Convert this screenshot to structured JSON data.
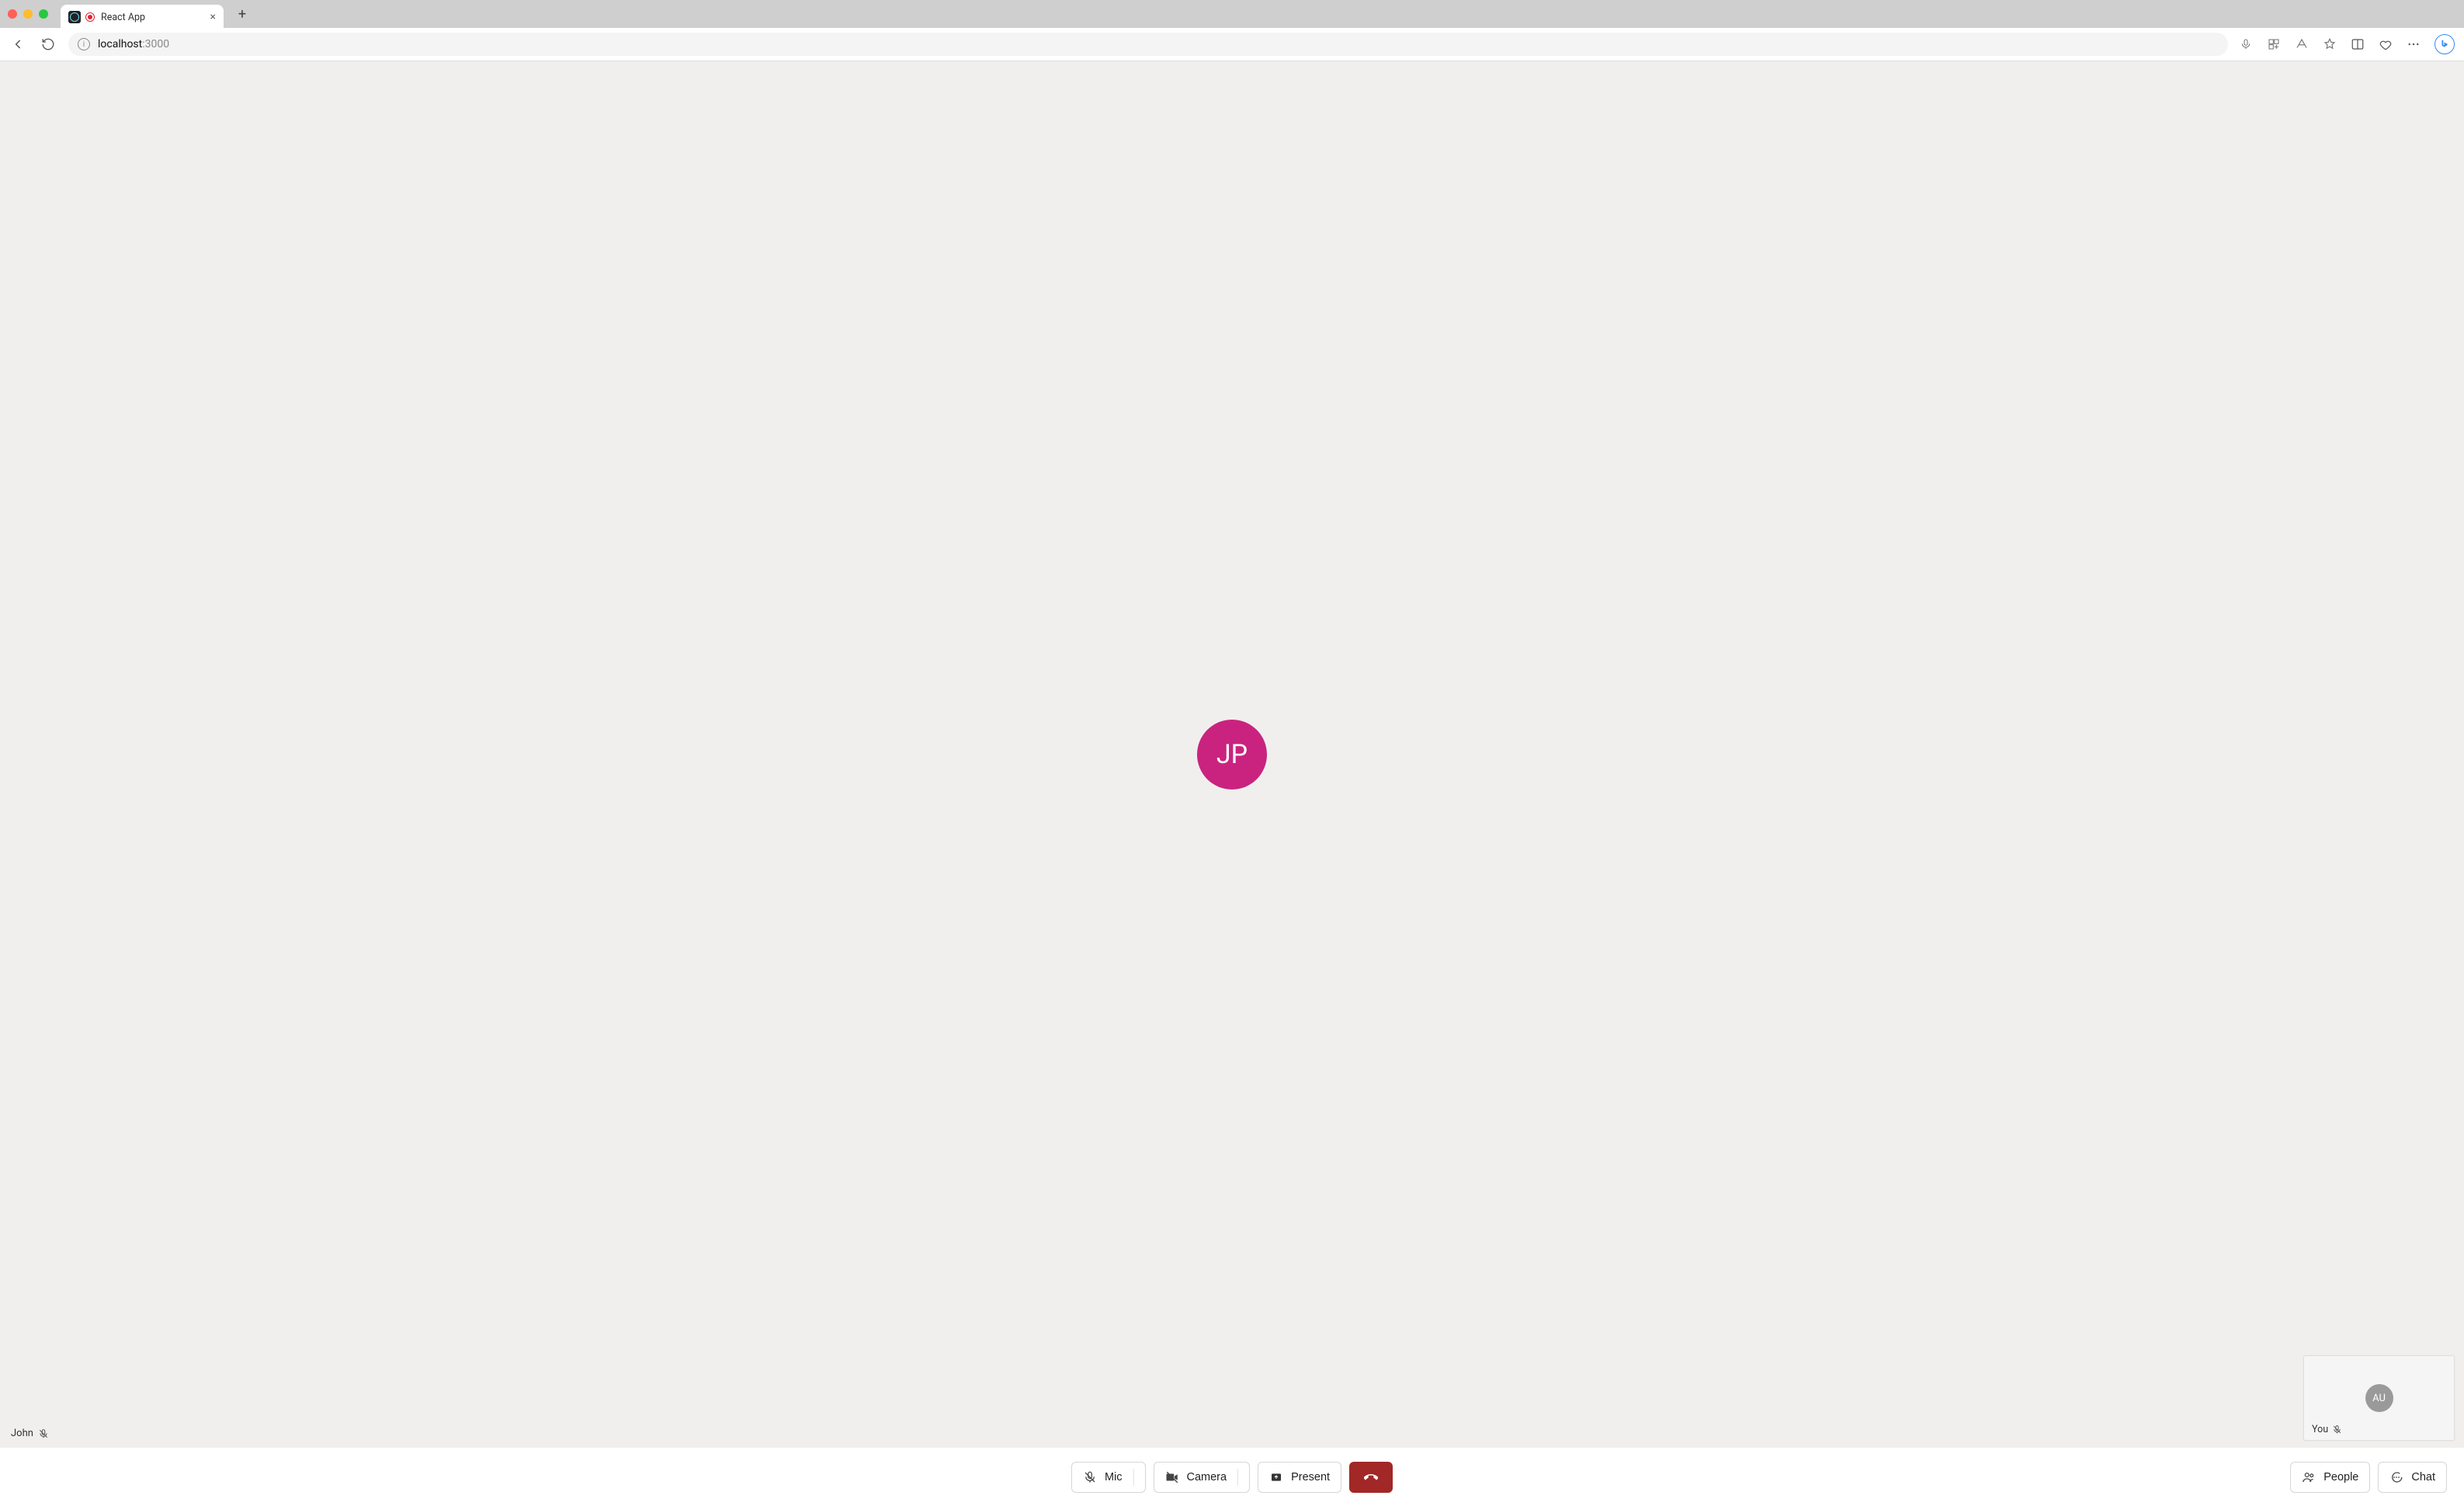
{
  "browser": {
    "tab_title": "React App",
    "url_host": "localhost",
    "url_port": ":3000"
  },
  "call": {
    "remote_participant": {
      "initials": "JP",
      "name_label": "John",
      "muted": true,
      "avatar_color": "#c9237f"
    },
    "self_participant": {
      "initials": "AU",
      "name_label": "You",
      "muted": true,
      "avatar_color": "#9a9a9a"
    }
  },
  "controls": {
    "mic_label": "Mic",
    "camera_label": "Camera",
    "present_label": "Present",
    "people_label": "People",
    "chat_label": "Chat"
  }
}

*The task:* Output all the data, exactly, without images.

*Solved problem:*
Convert this screenshot to structured JSON data.
{
  "browser": {
    "tab_title": "React App",
    "url_host": "localhost",
    "url_port": ":3000"
  },
  "call": {
    "remote_participant": {
      "initials": "JP",
      "name_label": "John",
      "muted": true,
      "avatar_color": "#c9237f"
    },
    "self_participant": {
      "initials": "AU",
      "name_label": "You",
      "muted": true,
      "avatar_color": "#9a9a9a"
    }
  },
  "controls": {
    "mic_label": "Mic",
    "camera_label": "Camera",
    "present_label": "Present",
    "people_label": "People",
    "chat_label": "Chat"
  }
}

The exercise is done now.